Task objective »
The records that follow must be reproduced in full, exactly as written.

Data section »
/---

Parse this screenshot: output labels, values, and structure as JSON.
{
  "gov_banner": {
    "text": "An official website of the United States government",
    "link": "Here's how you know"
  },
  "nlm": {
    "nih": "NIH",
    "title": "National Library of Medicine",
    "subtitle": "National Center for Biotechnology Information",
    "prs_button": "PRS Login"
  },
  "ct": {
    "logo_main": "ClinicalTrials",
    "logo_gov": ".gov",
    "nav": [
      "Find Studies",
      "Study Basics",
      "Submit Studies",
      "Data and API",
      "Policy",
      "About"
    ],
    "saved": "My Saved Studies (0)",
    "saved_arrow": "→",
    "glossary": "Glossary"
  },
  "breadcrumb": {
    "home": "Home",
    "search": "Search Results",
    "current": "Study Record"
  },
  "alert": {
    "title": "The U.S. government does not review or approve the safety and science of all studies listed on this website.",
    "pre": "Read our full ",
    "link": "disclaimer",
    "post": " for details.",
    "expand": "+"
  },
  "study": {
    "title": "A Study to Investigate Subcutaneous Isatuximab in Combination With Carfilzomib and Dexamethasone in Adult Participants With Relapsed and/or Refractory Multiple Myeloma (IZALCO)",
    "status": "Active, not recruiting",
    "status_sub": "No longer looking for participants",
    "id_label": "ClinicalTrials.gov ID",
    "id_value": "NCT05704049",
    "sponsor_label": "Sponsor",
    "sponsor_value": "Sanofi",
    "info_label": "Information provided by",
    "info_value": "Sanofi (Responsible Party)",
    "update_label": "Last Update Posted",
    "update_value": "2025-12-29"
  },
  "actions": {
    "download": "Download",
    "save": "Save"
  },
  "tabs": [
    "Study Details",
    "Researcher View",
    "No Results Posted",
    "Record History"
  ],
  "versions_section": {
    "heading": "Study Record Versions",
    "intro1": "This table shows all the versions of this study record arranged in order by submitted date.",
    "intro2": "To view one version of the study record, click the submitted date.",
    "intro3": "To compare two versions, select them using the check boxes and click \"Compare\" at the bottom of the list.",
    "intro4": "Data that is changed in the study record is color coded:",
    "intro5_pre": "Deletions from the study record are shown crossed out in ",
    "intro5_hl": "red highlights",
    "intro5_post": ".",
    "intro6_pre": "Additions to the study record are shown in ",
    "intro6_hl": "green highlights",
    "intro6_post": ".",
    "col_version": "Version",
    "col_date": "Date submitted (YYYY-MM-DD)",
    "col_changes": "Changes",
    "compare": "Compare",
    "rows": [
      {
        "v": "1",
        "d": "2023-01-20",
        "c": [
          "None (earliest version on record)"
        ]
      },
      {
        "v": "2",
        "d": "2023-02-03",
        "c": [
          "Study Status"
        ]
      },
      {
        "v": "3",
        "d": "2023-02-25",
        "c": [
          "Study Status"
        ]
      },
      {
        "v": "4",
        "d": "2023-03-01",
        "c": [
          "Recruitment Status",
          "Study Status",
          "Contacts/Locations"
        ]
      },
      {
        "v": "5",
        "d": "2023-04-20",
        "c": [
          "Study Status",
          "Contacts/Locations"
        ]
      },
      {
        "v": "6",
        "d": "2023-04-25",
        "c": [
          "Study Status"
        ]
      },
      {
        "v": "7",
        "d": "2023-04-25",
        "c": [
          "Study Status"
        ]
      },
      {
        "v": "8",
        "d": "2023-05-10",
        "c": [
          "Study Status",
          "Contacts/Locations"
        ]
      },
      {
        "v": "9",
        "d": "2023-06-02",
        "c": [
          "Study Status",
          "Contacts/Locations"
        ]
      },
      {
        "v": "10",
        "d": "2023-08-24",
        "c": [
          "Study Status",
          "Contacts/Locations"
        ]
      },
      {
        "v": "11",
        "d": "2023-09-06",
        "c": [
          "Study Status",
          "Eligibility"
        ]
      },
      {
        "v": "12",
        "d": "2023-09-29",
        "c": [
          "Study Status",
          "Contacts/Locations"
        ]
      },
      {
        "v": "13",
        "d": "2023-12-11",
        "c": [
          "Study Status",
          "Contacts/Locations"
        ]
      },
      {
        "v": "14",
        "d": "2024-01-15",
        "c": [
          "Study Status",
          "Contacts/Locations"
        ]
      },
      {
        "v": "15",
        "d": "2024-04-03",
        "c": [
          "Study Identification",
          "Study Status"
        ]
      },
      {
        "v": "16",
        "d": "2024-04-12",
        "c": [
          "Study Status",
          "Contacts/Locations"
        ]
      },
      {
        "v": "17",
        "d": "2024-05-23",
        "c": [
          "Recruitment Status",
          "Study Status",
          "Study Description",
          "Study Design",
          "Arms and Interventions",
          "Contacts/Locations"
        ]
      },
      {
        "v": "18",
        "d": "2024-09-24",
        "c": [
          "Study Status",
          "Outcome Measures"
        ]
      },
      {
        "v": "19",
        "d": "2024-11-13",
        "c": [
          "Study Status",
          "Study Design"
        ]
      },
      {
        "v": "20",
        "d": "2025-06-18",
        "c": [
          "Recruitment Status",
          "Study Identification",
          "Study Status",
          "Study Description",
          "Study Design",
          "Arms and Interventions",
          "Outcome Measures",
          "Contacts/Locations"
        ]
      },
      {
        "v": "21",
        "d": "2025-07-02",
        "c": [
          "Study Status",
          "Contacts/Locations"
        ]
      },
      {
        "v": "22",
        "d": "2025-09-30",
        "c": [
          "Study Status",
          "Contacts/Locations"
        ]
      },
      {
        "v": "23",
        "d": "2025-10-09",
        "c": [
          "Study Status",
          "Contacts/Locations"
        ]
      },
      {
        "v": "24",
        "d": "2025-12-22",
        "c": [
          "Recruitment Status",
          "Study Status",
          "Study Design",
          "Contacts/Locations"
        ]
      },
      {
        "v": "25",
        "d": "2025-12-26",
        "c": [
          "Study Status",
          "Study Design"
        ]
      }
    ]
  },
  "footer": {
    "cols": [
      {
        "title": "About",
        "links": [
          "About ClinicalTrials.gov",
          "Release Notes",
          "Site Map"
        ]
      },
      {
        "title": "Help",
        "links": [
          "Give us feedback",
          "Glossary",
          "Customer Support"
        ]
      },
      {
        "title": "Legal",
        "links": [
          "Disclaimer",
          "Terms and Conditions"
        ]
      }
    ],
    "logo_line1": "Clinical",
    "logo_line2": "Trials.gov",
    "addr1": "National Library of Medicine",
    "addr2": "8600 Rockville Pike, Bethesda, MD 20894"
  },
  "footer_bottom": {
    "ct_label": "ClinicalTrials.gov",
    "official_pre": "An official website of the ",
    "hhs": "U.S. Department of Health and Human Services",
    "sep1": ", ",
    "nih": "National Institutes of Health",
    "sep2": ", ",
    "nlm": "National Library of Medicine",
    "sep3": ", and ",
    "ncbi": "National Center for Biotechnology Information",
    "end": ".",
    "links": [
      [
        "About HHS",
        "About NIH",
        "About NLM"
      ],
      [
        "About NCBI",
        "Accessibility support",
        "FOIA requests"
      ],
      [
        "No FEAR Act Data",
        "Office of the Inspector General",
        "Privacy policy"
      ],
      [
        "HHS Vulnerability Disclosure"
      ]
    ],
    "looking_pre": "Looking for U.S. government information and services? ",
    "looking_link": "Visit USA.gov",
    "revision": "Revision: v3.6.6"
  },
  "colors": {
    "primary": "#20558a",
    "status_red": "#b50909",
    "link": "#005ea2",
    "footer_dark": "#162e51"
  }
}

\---

Response below »
Parse this screenshot: output labels, values, and structure as JSON.
{
  "gov_banner": {
    "text": "An official website of the United States government",
    "link": "Here's how you know"
  },
  "nlm": {
    "nih": "NIH",
    "title": "National Library of Medicine",
    "subtitle": "National Center for Biotechnology Information",
    "prs_button": "PRS Login"
  },
  "ct": {
    "logo_main": "ClinicalTrials",
    "logo_gov": ".gov",
    "nav": [
      "Find Studies",
      "Study Basics",
      "Submit Studies",
      "Data and API",
      "Policy",
      "About"
    ],
    "saved": "My Saved Studies (0)",
    "saved_arrow": "→",
    "glossary": "Glossary"
  },
  "breadcrumb": {
    "home": "Home",
    "search": "Search Results",
    "current": "Study Record"
  },
  "alert": {
    "title": "The U.S. government does not review or approve the safety and science of all studies listed on this website.",
    "pre": "Read our full ",
    "link": "disclaimer",
    "post": " for details.",
    "expand": "+"
  },
  "study": {
    "title": "A Study to Investigate Subcutaneous Isatuximab in Combination With Carfilzomib and Dexamethasone in Adult Participants With Relapsed and/or Refractory Multiple Myeloma (IZALCO)",
    "status": "Active, not recruiting",
    "status_sub": "No longer looking for participants",
    "id_label": "ClinicalTrials.gov ID",
    "id_value": "NCT05704049",
    "sponsor_label": "Sponsor",
    "sponsor_value": "Sanofi",
    "info_label": "Information provided by",
    "info_value": "Sanofi (Responsible Party)",
    "update_label": "Last Update Posted",
    "update_value": "2025-12-29"
  },
  "actions": {
    "download": "Download",
    "save": "Save"
  },
  "tabs": [
    "Study Details",
    "Researcher View",
    "No Results Posted",
    "Record History"
  ],
  "versions_section": {
    "heading": "Study Record Versions",
    "intro1": "This table shows all the versions of this study record arranged in order by submitted date.",
    "intro2": "To view one version of the study record, click the submitted date.",
    "intro3": "To compare two versions, select them using the check boxes and click \"Compare\" at the bottom of the list.",
    "intro4": "Data that is changed in the study record is color coded:",
    "intro5_pre": "Deletions from the study record are shown crossed out in ",
    "intro5_hl": "red highlights",
    "intro5_post": ".",
    "intro6_pre": "Additions to the study record are shown in ",
    "intro6_hl": "green highlights",
    "intro6_post": ".",
    "col_version": "Version",
    "col_date": "Date submitted (YYYY-MM-DD)",
    "col_changes": "Changes",
    "compare": "Compare",
    "rows": [
      {
        "v": "1",
        "d": "2023-01-20",
        "c": [
          "None (earliest version on record)"
        ]
      },
      {
        "v": "2",
        "d": "2023-02-03",
        "c": [
          "Study Status"
        ]
      },
      {
        "v": "3",
        "d": "2023-02-25",
        "c": [
          "Study Status"
        ]
      },
      {
        "v": "4",
        "d": "2023-03-01",
        "c": [
          "Recruitment Status",
          "Study Status",
          "Contacts/Locations"
        ]
      },
      {
        "v": "5",
        "d": "2023-04-20",
        "c": [
          "Study Status",
          "Contacts/Locations"
        ]
      },
      {
        "v": "6",
        "d": "2023-04-25",
        "c": [
          "Study Status"
        ]
      },
      {
        "v": "7",
        "d": "2023-04-25",
        "c": [
          "Study Status"
        ]
      },
      {
        "v": "8",
        "d": "2023-05-10",
        "c": [
          "Study Status",
          "Contacts/Locations"
        ]
      },
      {
        "v": "9",
        "d": "2023-06-02",
        "c": [
          "Study Status",
          "Contacts/Locations"
        ]
      },
      {
        "v": "10",
        "d": "2023-08-24",
        "c": [
          "Study Status",
          "Contacts/Locations"
        ]
      },
      {
        "v": "11",
        "d": "2023-09-06",
        "c": [
          "Study Status",
          "Eligibility"
        ]
      },
      {
        "v": "12",
        "d": "2023-09-29",
        "c": [
          "Study Status",
          "Contacts/Locations"
        ]
      },
      {
        "v": "13",
        "d": "2023-12-11",
        "c": [
          "Study Status",
          "Contacts/Locations"
        ]
      },
      {
        "v": "14",
        "d": "2024-01-15",
        "c": [
          "Study Status",
          "Contacts/Locations"
        ]
      },
      {
        "v": "15",
        "d": "2024-04-03",
        "c": [
          "Study Identification",
          "Study Status"
        ]
      },
      {
        "v": "16",
        "d": "2024-04-12",
        "c": [
          "Study Status",
          "Contacts/Locations"
        ]
      },
      {
        "v": "17",
        "d": "2024-05-23",
        "c": [
          "Recruitment Status",
          "Study Status",
          "Study Description",
          "Study Design",
          "Arms and Interventions",
          "Contacts/Locations"
        ]
      },
      {
        "v": "18",
        "d": "2024-09-24",
        "c": [
          "Study Status",
          "Outcome Measures"
        ]
      },
      {
        "v": "19",
        "d": "2024-11-13",
        "c": [
          "Study Status",
          "Study Design"
        ]
      },
      {
        "v": "20",
        "d": "2025-06-18",
        "c": [
          "Recruitment Status",
          "Study Identification",
          "Study Status",
          "Study Description",
          "Study Design",
          "Arms and Interventions",
          "Outcome Measures",
          "Contacts/Locations"
        ]
      },
      {
        "v": "21",
        "d": "2025-07-02",
        "c": [
          "Study Status",
          "Contacts/Locations"
        ]
      },
      {
        "v": "22",
        "d": "2025-09-30",
        "c": [
          "Study Status",
          "Contacts/Locations"
        ]
      },
      {
        "v": "23",
        "d": "2025-10-09",
        "c": [
          "Study Status",
          "Contacts/Locations"
        ]
      },
      {
        "v": "24",
        "d": "2025-12-22",
        "c": [
          "Recruitment Status",
          "Study Status",
          "Study Design",
          "Contacts/Locations"
        ]
      },
      {
        "v": "25",
        "d": "2025-12-26",
        "c": [
          "Study Status",
          "Study Design"
        ]
      }
    ]
  },
  "footer": {
    "cols": [
      {
        "title": "About",
        "links": [
          "About ClinicalTrials.gov",
          "Release Notes",
          "Site Map"
        ]
      },
      {
        "title": "Help",
        "links": [
          "Give us feedback",
          "Glossary",
          "Customer Support"
        ]
      },
      {
        "title": "Legal",
        "links": [
          "Disclaimer",
          "Terms and Conditions"
        ]
      }
    ],
    "logo_line1": "Clinical",
    "logo_line2": "Trials.gov",
    "addr1": "National Library of Medicine",
    "addr2": "8600 Rockville Pike, Bethesda, MD 20894"
  },
  "footer_bottom": {
    "ct_label": "ClinicalTrials.gov",
    "official_pre": "An official website of the ",
    "hhs": "U.S. Department of Health and Human Services",
    "sep1": ", ",
    "nih": "National Institutes of Health",
    "sep2": ", ",
    "nlm": "National Library of Medicine",
    "sep3": ", and ",
    "ncbi": "National Center for Biotechnology Information",
    "end": ".",
    "links": [
      [
        "About HHS",
        "About NIH",
        "About NLM"
      ],
      [
        "About NCBI",
        "Accessibility support",
        "FOIA requests"
      ],
      [
        "No FEAR Act Data",
        "Office of the Inspector General",
        "Privacy policy"
      ],
      [
        "HHS Vulnerability Disclosure"
      ]
    ],
    "looking_pre": "Looking for U.S. government information and services? ",
    "looking_link": "Visit USA.gov",
    "revision": "Revision: v3.6.6"
  },
  "colors": {
    "primary": "#20558a",
    "status_red": "#b50909",
    "link": "#005ea2",
    "footer_dark": "#162e51"
  }
}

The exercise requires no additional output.